As captain of her basketball team in Surry County High School in Virginia, she led the team to the co-state championship and was named Virginia High School League Female Athlete of the Year.
Off-court, she met with success, too.
In January 2019, her first book was published. Her inspirational “Self Love…LOVESELF” aims to uplift young girls and women in their life journey.
“God gave me the vision, and my family supported me,” Byrd said. “We live in a world where there is so much negativity. I want girls to know they are beautiful inside and out — and they have worth. Their worth isn’t based on what others think.”
She has been featured on local TV news shows in Raleigh, N.C., where she is a freshman at Saint Augustine’s University. Byrd is a member of the women’s basketball team at the historically black college — a small school dating to 1867, when it was founded by Episcopal clergy to educate freed slaves.
Byrd has always seen herself as someone who goes beyond easy characterization. Despite a passion for basketball, she does not want sports to define her.
“My dad always tells me, basketball is a part of you, it’s not all of you,” Byrd said. Her book is part of her expanding horizons.
“Growing up, we all go through the journey of finding ourselves and finding what we’re passionate about and learning about ourselves,” Byrd said. “And sometimes, that process can be hard. So, I wanted to do something specifically for girls that can help them on the journey to self-love.”
One of Byrd’s motivational passages in the 33-page book is to “make it EPIC – E, evolve; P, persevere; I, inspire and C, complete.
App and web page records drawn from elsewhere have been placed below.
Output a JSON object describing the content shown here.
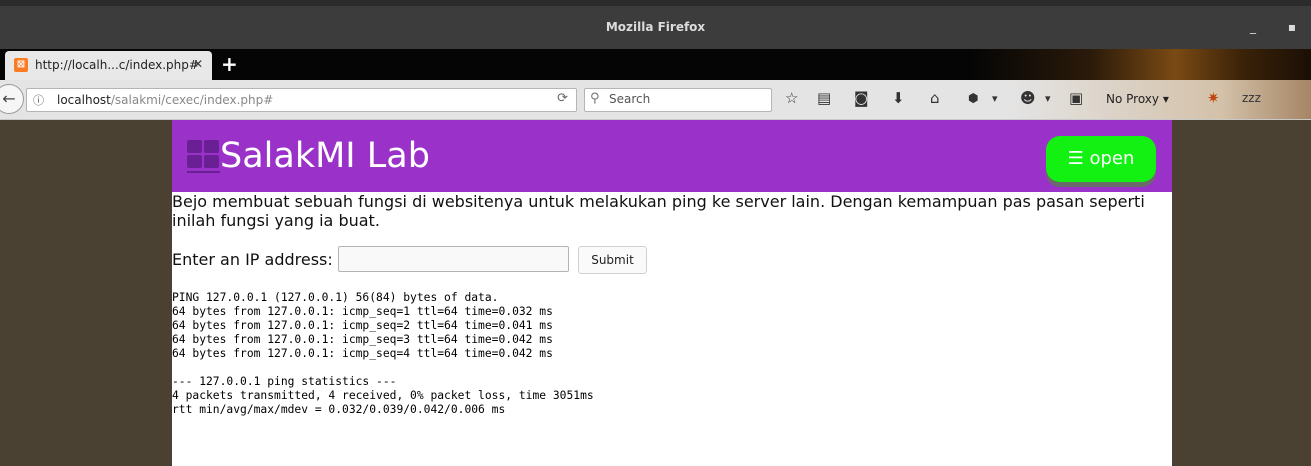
{
  "window": {
    "title": "Mozilla Firefox",
    "minimize": "_",
    "close": "▪"
  },
  "tab": {
    "favicon": "xampp-icon",
    "label": "http://localh...c/index.php#",
    "close": "✕"
  },
  "new_tab": "+",
  "urlbar": {
    "host": "localhost",
    "path": "/salakmi/cexec/index.php#"
  },
  "search": {
    "placeholder": "Search"
  },
  "toolbar": {
    "proxy_label": "No Proxy"
  },
  "site": {
    "title": "SalakMI Lab",
    "menu_button": "☰ open"
  },
  "content": {
    "description": "Bejo membuat sebuah fungsi di websitenya untuk melakukan ping ke server lain. Dengan kemampuan pas pasan seperti inilah fungsi yang ia buat.",
    "ip_label": "Enter an IP address:",
    "submit_label": "Submit",
    "output_lines": [
      "PING 127.0.0.1 (127.0.0.1) 56(84) bytes of data.",
      "64 bytes from 127.0.0.1: icmp_seq=1 ttl=64 time=0.032 ms",
      "64 bytes from 127.0.0.1: icmp_seq=2 ttl=64 time=0.041 ms",
      "64 bytes from 127.0.0.1: icmp_seq=3 ttl=64 time=0.042 ms",
      "64 bytes from 127.0.0.1: icmp_seq=4 ttl=64 time=0.042 ms",
      "",
      "--- 127.0.0.1 ping statistics ---",
      "4 packets transmitted, 4 received, 0% packet loss, time 3051ms",
      "rtt min/avg/max/mdev = 0.032/0.039/0.042/0.006 ms"
    ]
  },
  "colors": {
    "header": "#9a31c9",
    "open_button": "#13f113",
    "background": "#4a4133"
  }
}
In life, you want to grow, you want to evolve, you want to change for the better.”
She said the book’s inspiration comes from her parents, Brenton and Chanique, her brother, Breyden, and God.
Montel Jones, women’s head basketball coach at Saint Augustine’s University, said Byrd fits the type of student-athlete he wants to represent the program. He said his prized freshman recruit is mature beyond her years.
“It was amazing to see a kid not in college yet who had already authored a book,” Jones said. “She is a high-IQ student who knows about more than basketball. It is simply amazing. She already has goals that she has set forth.”
Byrd also made an impression on Steven Artis, her assistant basketball coach at Surry County High School. Artis said the Lady Falcons got an impactful student-athlete who is a natural leader.
“She was far ahead of the other girls in the thought process,” Artis said about his former player. “She speaks as if she was an old head. Brécha had her stuff all mapped out, and she believes God is going to direct her to do great things. … I was blown away.”
In addition to being called on as a motivational speaker, in March, Byrd was one of 35 students from historically black colleges selected to be virtual fans at the NBA All-Star game.
Take a look at Self Love… L O V E S E L F on Amazon.
(Edited by Judith Isacoff and Fern Siegel)